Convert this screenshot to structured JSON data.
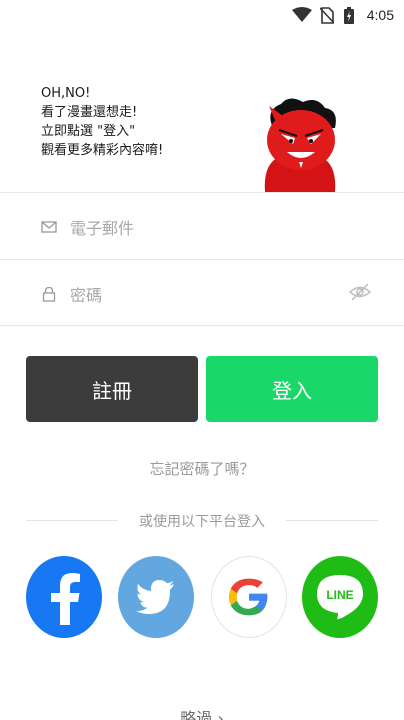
{
  "status_bar": {
    "time": "4:05"
  },
  "hero": {
    "lines": [
      "OH,NO!",
      "看了漫畫還想走!",
      "立即點選 \"登入\"",
      "觀看更多精彩內容唷!"
    ]
  },
  "form": {
    "email_placeholder": "電子郵件",
    "password_placeholder": "密碼"
  },
  "buttons": {
    "register": "註冊",
    "login": "登入"
  },
  "forgot_password": "忘記密碼了嗎？",
  "social_prompt": "或使用以下平台登入",
  "social": [
    "facebook",
    "twitter",
    "google",
    "line"
  ],
  "social_line_text": "LINE",
  "skip": "略過 ›",
  "colors": {
    "register_bg": "#3c3c3c",
    "login_bg": "#1ad76a",
    "facebook": "#1877f2",
    "twitter": "#63a7e0",
    "line": "#1fbc15"
  }
}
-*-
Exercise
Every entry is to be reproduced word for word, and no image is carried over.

Solution to the problem
Convert this screenshot to structured JSON data.
{
  "status_bar": {
    "time": "4:05"
  },
  "hero": {
    "lines": [
      "OH,NO!",
      "看了漫畫還想走!",
      "立即點選 \"登入\"",
      "觀看更多精彩內容唷!"
    ]
  },
  "form": {
    "email_placeholder": "電子郵件",
    "password_placeholder": "密碼"
  },
  "buttons": {
    "register": "註冊",
    "login": "登入"
  },
  "forgot_password": "忘記密碼了嗎？",
  "social_prompt": "或使用以下平台登入",
  "social": [
    "facebook",
    "twitter",
    "google",
    "line"
  ],
  "social_line_text": "LINE",
  "skip": "略過 ›",
  "colors": {
    "register_bg": "#3c3c3c",
    "login_bg": "#1ad76a",
    "facebook": "#1877f2",
    "twitter": "#63a7e0",
    "line": "#1fbc15"
  }
}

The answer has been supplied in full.